**Your assignment**: Give back the full set of entries exactly, keeping each line intact.

**Stored data**:
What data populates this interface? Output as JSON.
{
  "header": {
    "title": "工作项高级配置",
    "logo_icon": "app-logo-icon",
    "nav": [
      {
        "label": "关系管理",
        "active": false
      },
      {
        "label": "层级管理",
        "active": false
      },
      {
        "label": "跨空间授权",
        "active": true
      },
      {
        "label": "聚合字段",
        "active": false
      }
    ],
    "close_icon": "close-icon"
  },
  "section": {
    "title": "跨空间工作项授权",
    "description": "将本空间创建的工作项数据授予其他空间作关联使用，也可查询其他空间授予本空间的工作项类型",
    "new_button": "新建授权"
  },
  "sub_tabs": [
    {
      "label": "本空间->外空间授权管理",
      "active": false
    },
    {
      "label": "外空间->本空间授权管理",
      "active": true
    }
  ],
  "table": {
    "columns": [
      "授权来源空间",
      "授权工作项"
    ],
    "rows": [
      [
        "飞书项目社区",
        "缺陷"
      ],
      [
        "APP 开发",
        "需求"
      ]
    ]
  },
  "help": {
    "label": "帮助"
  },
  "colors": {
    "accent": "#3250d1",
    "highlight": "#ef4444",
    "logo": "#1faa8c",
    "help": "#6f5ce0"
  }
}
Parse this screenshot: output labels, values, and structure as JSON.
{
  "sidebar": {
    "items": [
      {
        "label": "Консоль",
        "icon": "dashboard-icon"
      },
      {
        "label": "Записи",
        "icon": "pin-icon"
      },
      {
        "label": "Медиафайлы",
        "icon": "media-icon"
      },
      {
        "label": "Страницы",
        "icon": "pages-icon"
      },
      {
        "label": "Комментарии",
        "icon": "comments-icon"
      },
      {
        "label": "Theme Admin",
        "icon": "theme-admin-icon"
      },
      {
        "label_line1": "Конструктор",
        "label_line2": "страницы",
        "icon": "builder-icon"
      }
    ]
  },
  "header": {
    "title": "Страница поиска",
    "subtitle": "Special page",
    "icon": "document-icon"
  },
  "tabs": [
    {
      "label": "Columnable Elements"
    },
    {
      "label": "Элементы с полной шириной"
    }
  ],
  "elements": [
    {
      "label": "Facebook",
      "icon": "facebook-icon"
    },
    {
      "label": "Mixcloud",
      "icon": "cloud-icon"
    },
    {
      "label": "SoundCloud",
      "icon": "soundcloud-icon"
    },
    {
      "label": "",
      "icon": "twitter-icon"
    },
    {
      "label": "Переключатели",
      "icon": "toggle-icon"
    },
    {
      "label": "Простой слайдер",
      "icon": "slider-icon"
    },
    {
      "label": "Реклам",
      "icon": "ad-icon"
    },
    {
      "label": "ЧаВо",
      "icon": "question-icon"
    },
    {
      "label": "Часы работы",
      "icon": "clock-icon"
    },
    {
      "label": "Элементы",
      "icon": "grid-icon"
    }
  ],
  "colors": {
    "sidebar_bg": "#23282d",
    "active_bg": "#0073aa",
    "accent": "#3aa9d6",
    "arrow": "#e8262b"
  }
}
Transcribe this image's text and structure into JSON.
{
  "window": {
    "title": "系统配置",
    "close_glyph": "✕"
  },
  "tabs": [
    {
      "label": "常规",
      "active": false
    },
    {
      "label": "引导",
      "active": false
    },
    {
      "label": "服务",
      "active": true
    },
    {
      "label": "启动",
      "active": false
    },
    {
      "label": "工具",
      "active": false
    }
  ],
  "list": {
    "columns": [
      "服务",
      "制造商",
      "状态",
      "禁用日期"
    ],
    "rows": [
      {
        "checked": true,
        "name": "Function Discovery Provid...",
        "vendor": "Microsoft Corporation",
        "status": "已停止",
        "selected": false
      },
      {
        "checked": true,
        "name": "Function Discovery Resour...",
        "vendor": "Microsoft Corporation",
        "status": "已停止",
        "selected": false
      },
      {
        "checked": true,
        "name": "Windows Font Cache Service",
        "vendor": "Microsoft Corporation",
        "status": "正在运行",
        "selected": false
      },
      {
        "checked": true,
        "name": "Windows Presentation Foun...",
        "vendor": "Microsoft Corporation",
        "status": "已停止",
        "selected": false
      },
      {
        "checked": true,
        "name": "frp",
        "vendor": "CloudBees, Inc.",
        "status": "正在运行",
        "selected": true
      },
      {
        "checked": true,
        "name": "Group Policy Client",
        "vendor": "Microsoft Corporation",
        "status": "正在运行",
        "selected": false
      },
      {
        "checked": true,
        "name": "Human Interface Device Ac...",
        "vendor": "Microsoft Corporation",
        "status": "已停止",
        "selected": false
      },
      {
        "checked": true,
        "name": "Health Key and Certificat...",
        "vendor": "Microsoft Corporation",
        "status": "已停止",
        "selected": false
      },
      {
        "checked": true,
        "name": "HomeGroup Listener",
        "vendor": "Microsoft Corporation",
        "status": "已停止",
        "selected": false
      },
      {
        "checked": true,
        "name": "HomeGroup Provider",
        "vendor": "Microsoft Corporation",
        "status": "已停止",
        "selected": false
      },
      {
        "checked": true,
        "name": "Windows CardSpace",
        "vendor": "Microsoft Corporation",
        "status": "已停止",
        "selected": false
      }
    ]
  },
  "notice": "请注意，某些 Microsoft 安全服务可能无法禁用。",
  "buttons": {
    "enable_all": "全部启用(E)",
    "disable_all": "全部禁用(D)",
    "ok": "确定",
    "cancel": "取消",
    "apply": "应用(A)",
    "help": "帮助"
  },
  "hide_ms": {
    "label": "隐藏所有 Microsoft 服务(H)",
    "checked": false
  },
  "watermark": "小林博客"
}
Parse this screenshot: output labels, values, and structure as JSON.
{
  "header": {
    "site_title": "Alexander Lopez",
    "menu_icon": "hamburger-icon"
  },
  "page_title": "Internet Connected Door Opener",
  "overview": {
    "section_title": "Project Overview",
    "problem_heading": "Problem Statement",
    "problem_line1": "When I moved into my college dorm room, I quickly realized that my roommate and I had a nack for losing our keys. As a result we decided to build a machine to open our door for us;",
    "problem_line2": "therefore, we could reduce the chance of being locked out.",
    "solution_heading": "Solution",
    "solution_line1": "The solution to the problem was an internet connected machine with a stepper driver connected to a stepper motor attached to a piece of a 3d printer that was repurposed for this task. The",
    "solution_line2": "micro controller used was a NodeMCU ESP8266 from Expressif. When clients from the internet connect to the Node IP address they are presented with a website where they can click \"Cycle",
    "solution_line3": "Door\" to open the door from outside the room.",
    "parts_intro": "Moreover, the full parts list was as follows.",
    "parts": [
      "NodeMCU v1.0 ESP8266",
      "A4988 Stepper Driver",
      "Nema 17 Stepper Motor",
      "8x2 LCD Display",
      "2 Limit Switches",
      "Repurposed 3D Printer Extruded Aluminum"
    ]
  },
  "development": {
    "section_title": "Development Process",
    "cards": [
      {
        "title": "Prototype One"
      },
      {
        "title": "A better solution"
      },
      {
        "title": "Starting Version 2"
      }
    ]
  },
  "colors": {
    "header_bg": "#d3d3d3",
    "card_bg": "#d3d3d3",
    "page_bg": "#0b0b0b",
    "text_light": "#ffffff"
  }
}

**The completed task**:
What data populates this interface? Output as JSON.
{
  "header": {
    "title": "工作项高级配置",
    "logo_icon": "app-logo-icon",
    "nav": [
      {
        "label": "关系管理",
        "active": false
      },
      {
        "label": "层级管理",
        "active": false
      },
      {
        "label": "跨空间授权",
        "active": true
      },
      {
        "label": "聚合字段",
        "active": false
      }
    ],
    "close_icon": "close-icon"
  },
  "section": {
    "title": "跨空间工作项授权",
    "description": "将本空间创建的工作项数据授予其他空间作关联使用，也可查询其他空间授予本空间的工作项类型",
    "new_button": "新建授权"
  },
  "sub_tabs": [
    {
      "label": "本空间->外空间授权管理",
      "active": false
    },
    {
      "label": "外空间->本空间授权管理",
      "active": true
    }
  ],
  "table": {
    "columns": [
      "授权来源空间",
      "授权工作项"
    ],
    "rows": [
      [
        "飞书项目社区",
        "缺陷"
      ],
      [
        "APP 开发",
        "需求"
      ]
    ]
  },
  "help": {
    "label": "帮助"
  },
  "colors": {
    "accent": "#3250d1",
    "highlight": "#ef4444",
    "logo": "#1faa8c",
    "help": "#6f5ce0"
  }
}
Parse this screenshot: output labels, values, and structure as JSON.
{
  "sidebar": {
    "items": [
      {
        "label": "Консоль",
        "icon": "dashboard-icon"
      },
      {
        "label": "Записи",
        "icon": "pin-icon"
      },
      {
        "label": "Медиафайлы",
        "icon": "media-icon"
      },
      {
        "label": "Страницы",
        "icon": "pages-icon"
      },
      {
        "label": "Комментарии",
        "icon": "comments-icon"
      },
      {
        "label": "Theme Admin",
        "icon": "theme-admin-icon"
      },
      {
        "label_line1": "Конструктор",
        "label_line2": "страницы",
        "icon": "builder-icon"
      }
    ]
  },
  "header": {
    "title": "Страница поиска",
    "subtitle": "Special page",
    "icon": "document-icon"
  },
  "tabs": [
    {
      "label": "Columnable Elements"
    },
    {
      "label": "Элементы с полной шириной"
    }
  ],
  "elements": [
    {
      "label": "Facebook",
      "icon": "facebook-icon"
    },
    {
      "label": "Mixcloud",
      "icon": "cloud-icon"
    },
    {
      "label": "SoundCloud",
      "icon": "soundcloud-icon"
    },
    {
      "label": "",
      "icon": "twitter-icon"
    },
    {
      "label": "Переключатели",
      "icon": "toggle-icon"
    },
    {
      "label": "Простой слайдер",
      "icon": "slider-icon"
    },
    {
      "label": "Реклам",
      "icon": "ad-icon"
    },
    {
      "label": "ЧаВо",
      "icon": "question-icon"
    },
    {
      "label": "Часы работы",
      "icon": "clock-icon"
    },
    {
      "label": "Элементы",
      "icon": "grid-icon"
    }
  ],
  "colors": {
    "sidebar_bg": "#23282d",
    "active_bg": "#0073aa",
    "accent": "#3aa9d6",
    "arrow": "#e8262b"
  }
}
Transcribe this image's text and structure into JSON.
{
  "window": {
    "title": "系统配置",
    "close_glyph": "✕"
  },
  "tabs": [
    {
      "label": "常规",
      "active": false
    },
    {
      "label": "引导",
      "active": false
    },
    {
      "label": "服务",
      "active": true
    },
    {
      "label": "启动",
      "active": false
    },
    {
      "label": "工具",
      "active": false
    }
  ],
  "list": {
    "columns": [
      "服务",
      "制造商",
      "状态",
      "禁用日期"
    ],
    "rows": [
      {
        "checked": true,
        "name": "Function Discovery Provid...",
        "vendor": "Microsoft Corporation",
        "status": "已停止",
        "selected": false
      },
      {
        "checked": true,
        "name": "Function Discovery Resour...",
        "vendor": "Microsoft Corporation",
        "status": "已停止",
        "selected": false
      },
      {
        "checked": true,
        "name": "Windows Font Cache Service",
        "vendor": "Microsoft Corporation",
        "status": "正在运行",
        "selected": false
      },
      {
        "checked": true,
        "name": "Windows Presentation Foun...",
        "vendor": "Microsoft Corporation",
        "status": "已停止",
        "selected": false
      },
      {
        "checked": true,
        "name": "frp",
        "vendor": "CloudBees, Inc.",
        "status": "正在运行",
        "selected": true
      },
      {
        "checked": true,
        "name": "Group Policy Client",
        "vendor": "Microsoft Corporation",
        "status": "正在运行",
        "selected": false
      },
      {
        "checked": true,
        "name": "Human Interface Device Ac...",
        "vendor": "Microsoft Corporation",
        "status": "已停止",
        "selected": false
      },
      {
        "checked": true,
        "name": "Health Key and Certificat...",
        "vendor": "Microsoft Corporation",
        "status": "已停止",
        "selected": false
      },
      {
        "checked": true,
        "name": "HomeGroup Listener",
        "vendor": "Microsoft Corporation",
        "status": "已停止",
        "selected": false
      },
      {
        "checked": true,
        "name": "HomeGroup Provider",
        "vendor": "Microsoft Corporation",
        "status": "已停止",
        "selected": false
      },
      {
        "checked": true,
        "name": "Windows CardSpace",
        "vendor": "Microsoft Corporation",
        "status": "已停止",
        "selected": false
      }
    ]
  },
  "notice": "请注意，某些 Microsoft 安全服务可能无法禁用。",
  "buttons": {
    "enable_all": "全部启用(E)",
    "disable_all": "全部禁用(D)",
    "ok": "确定",
    "cancel": "取消",
    "apply": "应用(A)",
    "help": "帮助"
  },
  "hide_ms": {
    "label": "隐藏所有 Microsoft 服务(H)",
    "checked": false
  },
  "watermark": "小林博客"
}
Parse this screenshot: output labels, values, and structure as JSON.
{
  "header": {
    "site_title": "Alexander Lopez",
    "menu_icon": "hamburger-icon"
  },
  "page_title": "Internet Connected Door Opener",
  "overview": {
    "section_title": "Project Overview",
    "problem_heading": "Problem Statement",
    "problem_line1": "When I moved into my college dorm room, I quickly realized that my roommate and I had a nack for losing our keys. As a result we decided to build a machine to open our door for us;",
    "problem_line2": "therefore, we could reduce the chance of being locked out.",
    "solution_heading": "Solution",
    "solution_line1": "The solution to the problem was an internet connected machine with a stepper driver connected to a stepper motor attached to a piece of a 3d printer that was repurposed for this task. The",
    "solution_line2": "micro controller used was a NodeMCU ESP8266 from Expressif. When clients from the internet connect to the Node IP address they are presented with a website where they can click \"Cycle",
    "solution_line3": "Door\" to open the door from outside the room.",
    "parts_intro": "Moreover, the full parts list was as follows.",
    "parts": [
      "NodeMCU v1.0 ESP8266",
      "A4988 Stepper Driver",
      "Nema 17 Stepper Motor",
      "8x2 LCD Display",
      "2 Limit Switches",
      "Repurposed 3D Printer Extruded Aluminum"
    ]
  },
  "development": {
    "section_title": "Development Process",
    "cards": [
      {
        "title": "Prototype One"
      },
      {
        "title": "A better solution"
      },
      {
        "title": "Starting Version 2"
      }
    ]
  },
  "colors": {
    "header_bg": "#d3d3d3",
    "card_bg": "#d3d3d3",
    "page_bg": "#0b0b0b",
    "text_light": "#ffffff"
  }
}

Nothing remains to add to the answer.